+1

Give yourself more time. Walking/running is best exercise, as well as crunches. The key is to give yourself at least a year to recover.You will probably still have some loose skin, and surgery can help if you can't get back, but give yourself time.

Gregory Sexton, MD
Columbia Plastic Surgeon
5.0 out of 5 stars 27 reviews

What is wrong with tummy?

+1

Great you have become so fit after your child! If I saw a picture of you before children it would help! My best guess is that you have lost some skin elasticity an have a component of rectus diastasis. Good Luck

Gregory Lynam, MD
Richmond Plastic Surgeon
5.0 out of 5 stars 25 reviews

What is Wrong with my Stomach?

+1

It appears that during your pregnancy you have lost some muscle tone, and may have had some separation of the rectus abdominis muscles, which formerly contributed to your six-pack. This is a very common occurrence after pregnancy. This can be improved with surgery, and that is best done after you have completed your family. No harm will come to the pregnancy if you have a correction, but another pregnancy would likely compromise the outcome leaving you once again with a decision you are facing today.

The operation is a tummy tuck or some variant thereof. The abdominal muscles would be tightened, and any excess skin re-draped and trimmed. 

When you ready for an in person consultation, RealSelf has listings of surgeons in your area.

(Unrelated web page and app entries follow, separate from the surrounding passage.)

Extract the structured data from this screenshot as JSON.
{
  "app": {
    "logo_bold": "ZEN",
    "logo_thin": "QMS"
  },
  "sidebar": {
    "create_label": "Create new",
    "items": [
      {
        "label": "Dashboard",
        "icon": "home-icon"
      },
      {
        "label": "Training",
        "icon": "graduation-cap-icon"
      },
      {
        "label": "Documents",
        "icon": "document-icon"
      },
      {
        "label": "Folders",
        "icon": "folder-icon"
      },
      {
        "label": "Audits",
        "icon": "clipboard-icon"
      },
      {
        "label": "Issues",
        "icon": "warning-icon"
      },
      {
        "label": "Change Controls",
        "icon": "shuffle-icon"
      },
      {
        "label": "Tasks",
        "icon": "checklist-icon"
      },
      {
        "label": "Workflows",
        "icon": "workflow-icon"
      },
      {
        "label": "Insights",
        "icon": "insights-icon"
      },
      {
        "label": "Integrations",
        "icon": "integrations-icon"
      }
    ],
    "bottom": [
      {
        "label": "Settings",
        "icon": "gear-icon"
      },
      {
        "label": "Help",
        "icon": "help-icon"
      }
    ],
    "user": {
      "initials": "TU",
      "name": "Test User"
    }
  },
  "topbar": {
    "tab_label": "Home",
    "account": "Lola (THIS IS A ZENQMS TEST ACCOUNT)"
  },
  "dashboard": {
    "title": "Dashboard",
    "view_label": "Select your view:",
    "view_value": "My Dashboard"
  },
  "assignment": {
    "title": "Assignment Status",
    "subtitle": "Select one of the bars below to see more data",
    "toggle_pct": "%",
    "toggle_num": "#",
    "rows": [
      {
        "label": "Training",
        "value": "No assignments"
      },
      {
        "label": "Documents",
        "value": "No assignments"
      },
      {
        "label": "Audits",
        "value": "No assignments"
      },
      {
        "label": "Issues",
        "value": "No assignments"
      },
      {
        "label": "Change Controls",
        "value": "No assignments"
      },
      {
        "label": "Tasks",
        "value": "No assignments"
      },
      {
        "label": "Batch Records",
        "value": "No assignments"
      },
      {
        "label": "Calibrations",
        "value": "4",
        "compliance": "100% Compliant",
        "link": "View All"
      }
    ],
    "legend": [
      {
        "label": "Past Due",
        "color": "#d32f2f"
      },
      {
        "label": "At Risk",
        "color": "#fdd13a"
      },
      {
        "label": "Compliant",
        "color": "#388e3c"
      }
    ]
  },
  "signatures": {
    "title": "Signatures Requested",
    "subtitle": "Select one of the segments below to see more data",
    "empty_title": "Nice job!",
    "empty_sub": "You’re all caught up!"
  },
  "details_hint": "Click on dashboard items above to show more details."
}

You should consider cross referencing the listings from the The American Society of Plastic Surgeons (plasticsurgery dot org). A listing in the ASPS website assures you that your surgeon is not only board certified,  but also is a member in good standing of the major plastic surgery organization in the U. S.

 

Thank you for your question, best wishes.

Jourdan Gottlieb, MD
Seattle Plastic Surgeon
4.5 out of 5 stars 31 reviews

Post partum stomach

+1

Thank you for your question and for providing the photos. While it is impossible to make a precise diagnosis without an actual exam, it does look like you have some muscle laxity. You are clearly in great shape and have lost all of the pregnancy related weight. However, there are changes that occur to the abdominal wall musculature which are impossible to correct with diet and exercise alone. This creates the lower belly bulge that you are seeing.

During the pregnancy, the rectus muscles become both separated and stretched. Further loss of tone can occur if a c-section is needed. The only way to correct this in many cases is with surgical tightening of the muscles. In your case, this may be possible with a mini tummy tuck.

If you are concerned about your belly, I would suggest consulting with a plastic surgeon. They can examine your abdomen and discuss the options with you.

Best of luck with your belly.

Jeff Rockmore 

Jeffrey Rockmore, MD
Albany Plastic Surgeon
5.0 out of 5 stars 28 reviews

These answers are for educational purposes and should not be relied upon as a substitute for medical advice you may receive from your physician. If you have a medical emergency, please call 911. These answers do not constitute or initiate a patient/doctor relationship.